Christopher Allen Varlack, Ph.D. is a lecturer in the Individualized Study Program and Honors College at the University of Maryland, Baltimore County (UMBC), where he teaches courses in civil rights literature, graphic diasporic literature, creative writing, and composition. He has earned a Ph.D. from Morgan State University (2015), an MFA in Creative Writing from the University of Southern Maine’s Stonecoast MFA Program (2010), as well as a BA in Communications from Loyola College in Maryland (2008).
As a creative writer, he is interested in how literature can preserve or reclaim the voices of the past, shedding new light on the struggles and the people who ultimately shape our experience today. Much of his writing therefore focuses on social justice issues that affect the African-American community at large, using the medium of creative non-fiction and poetry to provide commentary not only on the world in which we live but also insight into theories of Black community formation, inspired by the work of poets such as Langston Hughes and Claude McKay.
In terms of scholarship, his interests are in nineteenth- and twentieth-century American literature with emphases on race, gender, and cultural politics. Some of his recent publications in this field include chapters in Critical Insights: Zora Neale Hurston (Salem 2013), Baby Boomers and Popular Culture: An Inquiry into America’s Most Powerful Generation (Praeger 2014), and Bury My Heart in a Free Land: Black Women Intellectuals in Modern U.S. History (Praeger 2017). In addition, he has served as the editor for two edited collections: Critical Insights: Harlem Renaissance (Grey House 2015) and Critical Insights: Civil Rights Literature, Past and Present (Grey House 2017). He is currently working on a monograph exploring the concept of the "black group soul" and theories of Black aggregation in the fiction of Claude McKay.

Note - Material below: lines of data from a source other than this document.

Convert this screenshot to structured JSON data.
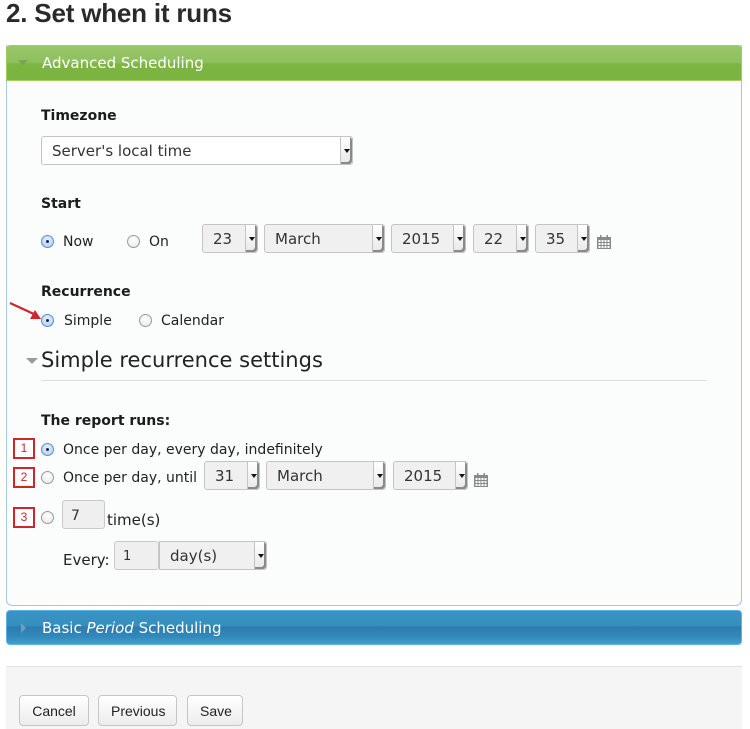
{
  "page": {
    "title": "2. Set when it runs"
  },
  "advanced_panel": {
    "title": "Advanced Scheduling",
    "timezone": {
      "label": "Timezone",
      "selected": "Server's local time"
    },
    "start": {
      "label": "Start",
      "options": [
        {
          "label": "Now",
          "checked": true
        },
        {
          "label": "On",
          "checked": false
        }
      ],
      "day": "23",
      "month": "March",
      "year": "2015",
      "hour": "22",
      "minute": "35",
      "calendar_icon": "calendar-icon"
    },
    "recurrence": {
      "label": "Recurrence",
      "options": [
        {
          "label": "Simple",
          "checked": true
        },
        {
          "label": "Calendar",
          "checked": false
        }
      ],
      "annotation_color": "#d0252a"
    },
    "simple_settings": {
      "title": "Simple recurrence settings",
      "runs_label": "The report runs:",
      "options": [
        {
          "badge": "1",
          "label": "Once per day, every day, indefinitely",
          "checked": true
        },
        {
          "badge": "2",
          "label": "Once per day, until",
          "checked": false,
          "day": "31",
          "month": "March",
          "year": "2015"
        },
        {
          "badge": "3",
          "checked": false,
          "count": "7",
          "count_suffix": "time(s)"
        }
      ],
      "every_label": "Every:",
      "every_value": "1",
      "every_unit": "day(s)"
    }
  },
  "basic_panel": {
    "title_prefix": "Basic ",
    "title_italic": "Period",
    "title_suffix": " Scheduling"
  },
  "footer": {
    "cancel_label": "Cancel",
    "previous_label": "Previous",
    "save_label": "Save"
  },
  "colors": {
    "green_header": "#7db543",
    "blue_header": "#3590bf",
    "badge_red": "#d0252a"
  }
}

He serves as the president of the Langston Hughes Society and assistant treasurer of the College Language Association.